I was asked whether I wanted my mother cremated, wearing a certain outfit? No. The idea of someone taking her out of the body bag, and trying to pull clothes on her stiff body seemed unimaginable awful. Was there going to be a funeral? No. Did she have a pace-maker? No. What did I want done with the ashes? I didn’t know.
The questions continued.
All I could think about was whether the body could be cremated within a few days, according to Jewish custom. The mortuary director couldn’t give an exact day; it depended on when the death certificate could be signed.
After making the necessary arrangements, and handing the mortician a check, we made a quick stop at our Mount Vernon house and then heading back to Kirkland, less than 24-hours since we’d frantically driven up the night before.
A few days later my mother’s body was cremated, and I sighed in relief. We brought her ashes, along with those of her favorite cat Growltiger, to my brother at Thanksgiving. He’s researching whether the ashes can be placed in the pond at the Portland Japanese Garden. Otherwise, they’ll disperse the ashes at the Oregon coast.
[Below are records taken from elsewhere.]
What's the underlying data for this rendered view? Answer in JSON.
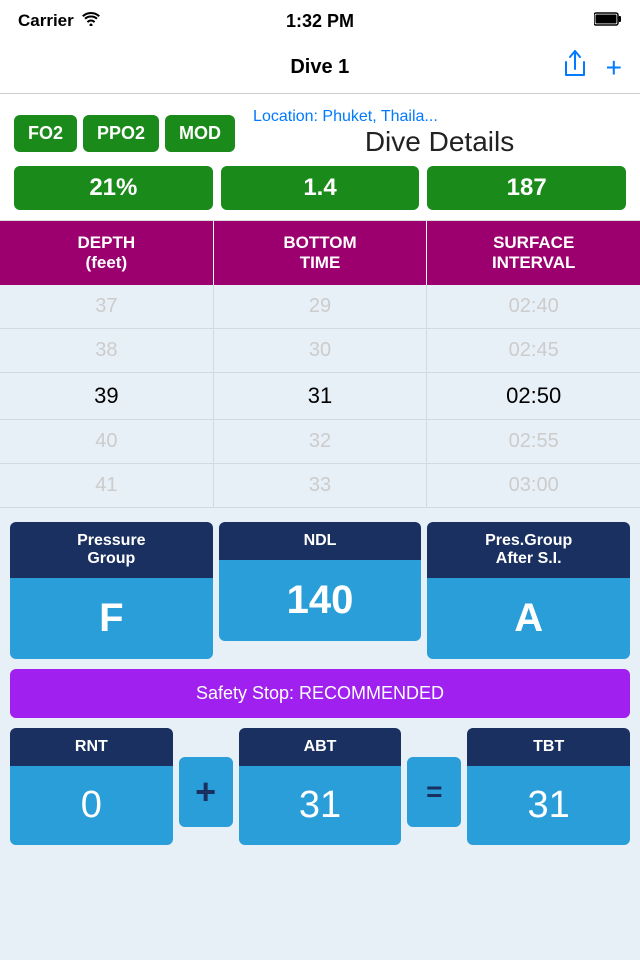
{
  "status": {
    "carrier": "Carrier",
    "wifi": "📶",
    "time": "1:32 PM",
    "battery": "🔋"
  },
  "nav": {
    "title": "Dive 1",
    "share_label": "Share",
    "add_label": "Add"
  },
  "gas": {
    "labels": [
      "FO2",
      "PPO2",
      "MOD"
    ],
    "values": [
      "21%",
      "1.4",
      "187"
    ],
    "location": "Location: Phuket, Thaila...",
    "details_title": "Dive Details"
  },
  "picker": {
    "col1_header": "DEPTH\n(feet)",
    "col2_header": "BOTTOM\nTIME",
    "col3_header": "SURFACE\nINTERVAL",
    "col1_values": [
      "38",
      "39",
      "40"
    ],
    "col2_values": [
      "30",
      "31",
      "32"
    ],
    "col3_values": [
      "02:45",
      "02:50",
      "02:55"
    ],
    "selected_index": 1
  },
  "ndl": {
    "pressure_group_label": "Pressure\nGroup",
    "ndl_label": "NDL",
    "pres_after_label": "Pres.Group\nAfter S.I.",
    "pressure_group_value": "F",
    "ndl_value": "140",
    "pres_after_value": "A"
  },
  "safety_stop": {
    "text": "Safety Stop: RECOMMENDED"
  },
  "rnt": {
    "rnt_label": "RNT",
    "plus_symbol": "+",
    "abt_label": "ABT",
    "equals_symbol": "=",
    "tbt_label": "TBT",
    "rnt_value": "0",
    "abt_value": "31",
    "tbt_value": "31"
  }
}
The last few months of my mother’s life, she was fixated on “returning home” to Burbank. I imagine she’s somewhere in Burbank of yesteryear with tidy bungalows, and palm tree-lined streets. She’s riding her bike around the back lots of the movie studios. Maybe she’s at high school, talking with Debbie Reynold’s brother, chatting with Nic Tayback (on the TV series Alice), and other people who ended up in Hollywood. Or perhaps, she’s with her first love, a man named Herbert Ross, who she lived with in the 50’s, and then reconnected with him after my father died.
May 17, 1930 – October 13, 2014